**Work instructions**: Repeat the data below exactly. Include each line.

**Records to use**:
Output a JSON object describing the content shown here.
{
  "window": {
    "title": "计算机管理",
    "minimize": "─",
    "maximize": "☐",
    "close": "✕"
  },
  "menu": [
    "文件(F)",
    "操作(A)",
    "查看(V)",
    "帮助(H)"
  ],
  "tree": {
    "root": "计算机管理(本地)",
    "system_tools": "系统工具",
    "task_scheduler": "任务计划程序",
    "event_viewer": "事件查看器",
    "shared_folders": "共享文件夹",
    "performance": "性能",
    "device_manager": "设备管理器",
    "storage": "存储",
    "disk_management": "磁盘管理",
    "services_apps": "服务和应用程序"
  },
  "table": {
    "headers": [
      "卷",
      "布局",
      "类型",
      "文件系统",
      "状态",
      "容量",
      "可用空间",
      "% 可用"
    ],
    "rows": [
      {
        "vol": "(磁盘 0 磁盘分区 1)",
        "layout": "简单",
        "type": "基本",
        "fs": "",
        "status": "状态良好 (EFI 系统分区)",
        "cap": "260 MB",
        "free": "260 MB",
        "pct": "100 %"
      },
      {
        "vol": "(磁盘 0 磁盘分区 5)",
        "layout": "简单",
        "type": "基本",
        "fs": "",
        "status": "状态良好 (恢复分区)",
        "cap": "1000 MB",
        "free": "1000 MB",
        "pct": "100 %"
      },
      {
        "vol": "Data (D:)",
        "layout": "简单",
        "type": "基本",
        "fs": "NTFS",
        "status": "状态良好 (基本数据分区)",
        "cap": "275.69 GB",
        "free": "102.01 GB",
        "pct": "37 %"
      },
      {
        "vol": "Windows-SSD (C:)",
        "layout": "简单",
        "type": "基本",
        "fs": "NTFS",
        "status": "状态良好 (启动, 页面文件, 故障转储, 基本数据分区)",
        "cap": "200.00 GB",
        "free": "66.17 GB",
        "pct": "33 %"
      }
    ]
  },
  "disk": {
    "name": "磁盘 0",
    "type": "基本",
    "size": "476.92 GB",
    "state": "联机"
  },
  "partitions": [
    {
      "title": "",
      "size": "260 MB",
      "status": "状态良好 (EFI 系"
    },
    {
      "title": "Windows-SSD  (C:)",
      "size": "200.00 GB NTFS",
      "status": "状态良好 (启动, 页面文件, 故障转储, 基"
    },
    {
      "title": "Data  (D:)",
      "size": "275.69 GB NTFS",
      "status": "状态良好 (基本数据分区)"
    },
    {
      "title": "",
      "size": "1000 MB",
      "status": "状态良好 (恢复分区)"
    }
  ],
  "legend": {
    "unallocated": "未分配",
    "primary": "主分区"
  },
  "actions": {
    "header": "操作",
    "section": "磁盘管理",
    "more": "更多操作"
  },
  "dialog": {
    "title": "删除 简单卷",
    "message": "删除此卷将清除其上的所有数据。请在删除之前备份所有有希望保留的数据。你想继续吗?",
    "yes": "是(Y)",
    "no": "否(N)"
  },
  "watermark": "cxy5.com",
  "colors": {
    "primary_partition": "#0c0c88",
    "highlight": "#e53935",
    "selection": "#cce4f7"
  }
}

**Task solution**:
Output a JSON object describing the content shown here.
{
  "window": {
    "title": "计算机管理",
    "minimize": "─",
    "maximize": "☐",
    "close": "✕"
  },
  "menu": [
    "文件(F)",
    "操作(A)",
    "查看(V)",
    "帮助(H)"
  ],
  "tree": {
    "root": "计算机管理(本地)",
    "system_tools": "系统工具",
    "task_scheduler": "任务计划程序",
    "event_viewer": "事件查看器",
    "shared_folders": "共享文件夹",
    "performance": "性能",
    "device_manager": "设备管理器",
    "storage": "存储",
    "disk_management": "磁盘管理",
    "services_apps": "服务和应用程序"
  },
  "table": {
    "headers": [
      "卷",
      "布局",
      "类型",
      "文件系统",
      "状态",
      "容量",
      "可用空间",
      "% 可用"
    ],
    "rows": [
      {
        "vol": "(磁盘 0 磁盘分区 1)",
        "layout": "简单",
        "type": "基本",
        "fs": "",
        "status": "状态良好 (EFI 系统分区)",
        "cap": "260 MB",
        "free": "260 MB",
        "pct": "100 %"
      },
      {
        "vol": "(磁盘 0 磁盘分区 5)",
        "layout": "简单",
        "type": "基本",
        "fs": "",
        "status": "状态良好 (恢复分区)",
        "cap": "1000 MB",
        "free": "1000 MB",
        "pct": "100 %"
      },
      {
        "vol": "Data (D:)",
        "layout": "简单",
        "type": "基本",
        "fs": "NTFS",
        "status": "状态良好 (基本数据分区)",
        "cap": "275.69 GB",
        "free": "102.01 GB",
        "pct": "37 %"
      },
      {
        "vol": "Windows-SSD (C:)",
        "layout": "简单",
        "type": "基本",
        "fs": "NTFS",
        "status": "状态良好 (启动, 页面文件, 故障转储, 基本数据分区)",
        "cap": "200.00 GB",
        "free": "66.17 GB",
        "pct": "33 %"
      }
    ]
  },
  "disk": {
    "name": "磁盘 0",
    "type": "基本",
    "size": "476.92 GB",
    "state": "联机"
  },
  "partitions": [
    {
      "title": "",
      "size": "260 MB",
      "status": "状态良好 (EFI 系"
    },
    {
      "title": "Windows-SSD  (C:)",
      "size": "200.00 GB NTFS",
      "status": "状态良好 (启动, 页面文件, 故障转储, 基"
    },
    {
      "title": "Data  (D:)",
      "size": "275.69 GB NTFS",
      "status": "状态良好 (基本数据分区)"
    },
    {
      "title": "",
      "size": "1000 MB",
      "status": "状态良好 (恢复分区)"
    }
  ],
  "legend": {
    "unallocated": "未分配",
    "primary": "主分区"
  },
  "actions": {
    "header": "操作",
    "section": "磁盘管理",
    "more": "更多操作"
  },
  "dialog": {
    "title": "删除 简单卷",
    "message": "删除此卷将清除其上的所有数据。请在删除之前备份所有有希望保留的数据。你想继续吗?",
    "yes": "是(Y)",
    "no": "否(N)"
  },
  "watermark": "cxy5.com",
  "colors": {
    "primary_partition": "#0c0c88",
    "highlight": "#e53935",
    "selection": "#cce4f7"
  }
}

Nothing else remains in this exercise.